I’m going to be 44 in June, and I’m going to be the new girl in town. Our daughter is kind of hoping we move before the school year ends. “Everybody wants to be friends with the new kid,” she asserts.
I can only hope that I meet women like I’ve met here. T. and M., referenced in the story I link to above… I can’t say enough about them. T. brought us fresh strawberries and baked a pan of stuffed shells for us in those first days. She collected phone numbers and made sure we were all connected (the two of us, M., and another neighbor, P.). I was dumbfounded. I had never met — never thought it was actually possible to meet — anybody as extroverted and friendly and open as… as… Me. And she’s better than me. She’s generous with her time and her heart. I try to be more like her. Regularly.
A few months later we all went to a surprise party for another neighbor, J. J. turned 50. I sat next to M. M. and I had never really had a long conversation, but we seemed to click well enough at the birthday brunch. She’s just so beautiful. We got to talking about movies and I learned she adored Matthew McConaughey more than I did. (Didn’t think that was possible, either.) I told her she had a total Salma Hayek vibe about her. Because she does.
It took time, but over those first two years of our residence here, I got pretty tight with T. and M.
T. rescued me from a frog that had jumped into bed with me. M. dispatched her son and his friend to remove a dying palmetto bug from our patio (read: prehistoric flying three-inch-long-just-the-thorax cockroach). Thanks to T. I learned to downhill ski. Thanks to M. I learned that being myself in new surroundings is generally better than being a chameleon.

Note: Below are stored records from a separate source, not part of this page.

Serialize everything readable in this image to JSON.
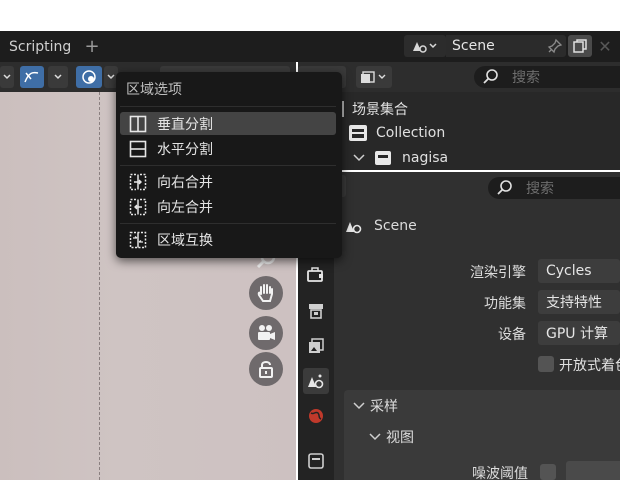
{
  "topbar": {
    "workspace_tab": "Scripting",
    "add_workspace": "+",
    "scene_name": "Scene"
  },
  "area_menu": {
    "title": "区域选项",
    "items": [
      {
        "label": "垂直分割",
        "icon": "split-vertical-icon",
        "highlighted": true
      },
      {
        "label": "水平分割",
        "icon": "split-horizontal-icon",
        "highlighted": false
      },
      {
        "label": "向右合并",
        "icon": "join-right-icon",
        "highlighted": false
      },
      {
        "label": "向左合并",
        "icon": "join-left-icon",
        "highlighted": false
      },
      {
        "label": "区域互换",
        "icon": "swap-areas-icon",
        "highlighted": false
      }
    ]
  },
  "outliner": {
    "search_placeholder": "搜索",
    "root": "场景集合",
    "collection": "Collection",
    "object": "nagisa"
  },
  "properties": {
    "search_placeholder": "搜索",
    "context": "Scene",
    "render_engine_label": "渲染引擎",
    "render_engine_value": "Cycles",
    "feature_set_label": "功能集",
    "feature_set_value": "支持特性",
    "device_label": "设备",
    "device_value": "GPU 计算",
    "open_shading_label": "开放式着色",
    "sampling_panel": "采样",
    "viewport_subpanel": "视图",
    "noise_threshold_label": "噪波阈值"
  },
  "colors": {
    "accent": "#3f6ea6",
    "menu_bg": "#181818",
    "highlight": "#444444",
    "scene_red": "#c0392b"
  }
}
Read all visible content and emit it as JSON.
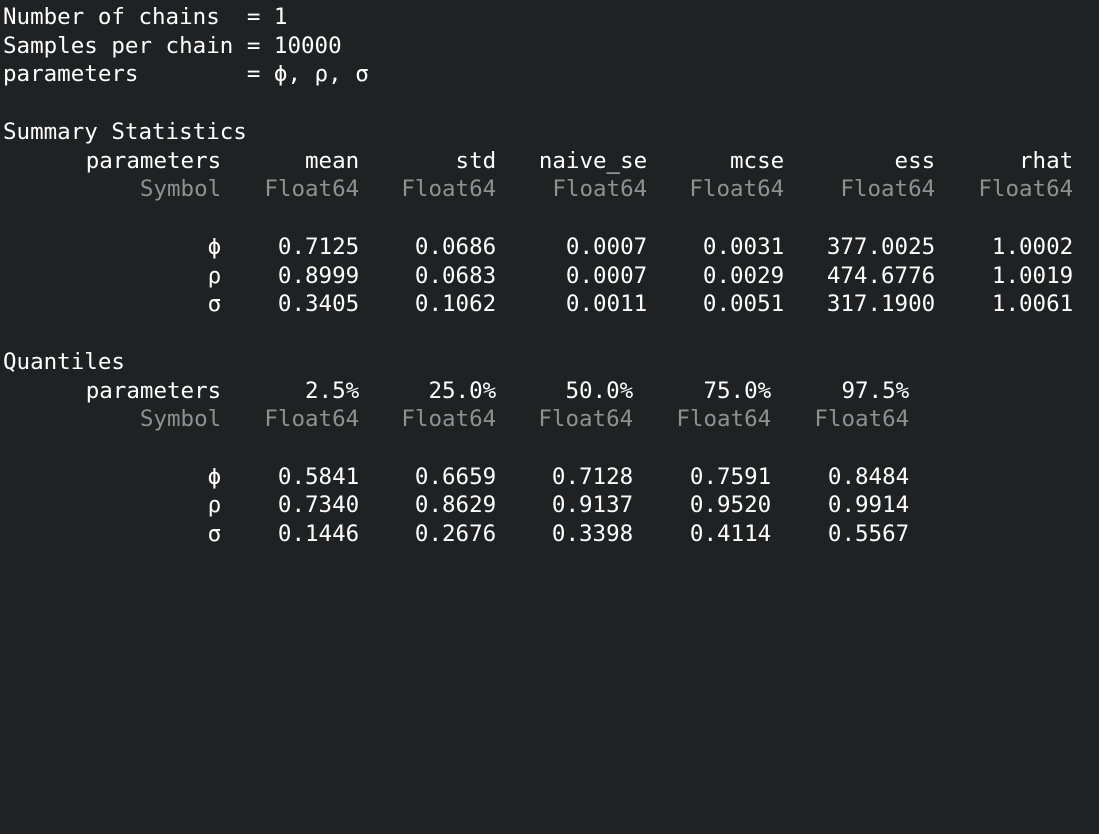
{
  "header": {
    "chains_line": "Number of chains  = 1",
    "samples_line": "Samples per chain = 10000",
    "params_line": "parameters        = ϕ, ρ, σ"
  },
  "summary": {
    "title": "Summary Statistics",
    "columns": [
      "parameters",
      "mean",
      "std",
      "naive_se",
      "mcse",
      "ess",
      "rhat"
    ],
    "types": [
      "Symbol",
      "Float64",
      "Float64",
      "Float64",
      "Float64",
      "Float64",
      "Float64"
    ],
    "rows": [
      [
        "ϕ",
        "0.7125",
        "0.0686",
        "0.0007",
        "0.0031",
        "377.0025",
        "1.0002"
      ],
      [
        "ρ",
        "0.8999",
        "0.0683",
        "0.0007",
        "0.0029",
        "474.6776",
        "1.0019"
      ],
      [
        "σ",
        "0.3405",
        "0.1062",
        "0.0011",
        "0.0051",
        "317.1900",
        "1.0061"
      ]
    ]
  },
  "quantiles": {
    "title": "Quantiles",
    "columns": [
      "parameters",
      "2.5%",
      "25.0%",
      "50.0%",
      "75.0%",
      "97.5%"
    ],
    "types": [
      "Symbol",
      "Float64",
      "Float64",
      "Float64",
      "Float64",
      "Float64"
    ],
    "rows": [
      [
        "ϕ",
        "0.5841",
        "0.6659",
        "0.7128",
        "0.7591",
        "0.8484"
      ],
      [
        "ρ",
        "0.7340",
        "0.8629",
        "0.9137",
        "0.9520",
        "0.9914"
      ],
      [
        "σ",
        "0.1446",
        "0.2676",
        "0.3398",
        "0.4114",
        "0.5567"
      ]
    ]
  },
  "colors": {
    "background": "#1f2123",
    "text": "#ffffff",
    "type_text": "#8a948f"
  }
}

T. held my hand when I dislocated my knee. M. listened patiently during a particularly trying time as I contended with my mother’s illness. T. remembers our kids’s birthdays with balloons. M. gave me the best and most apt nickname I’ve ever had: CFO (which stands for Chill the F*** Out. Man, did I earn that).
There are so many ways that they’ve gotten under my skin. It’s hard to get under there, you know. And there’s no getting out.
I turn 44 in June. I’m going to be the new girl in town. I’ll make new friends. But they’ll have to pass muster with T. and M. I think they’re planning to visit…
It’s 5:35. Ten minutes to go.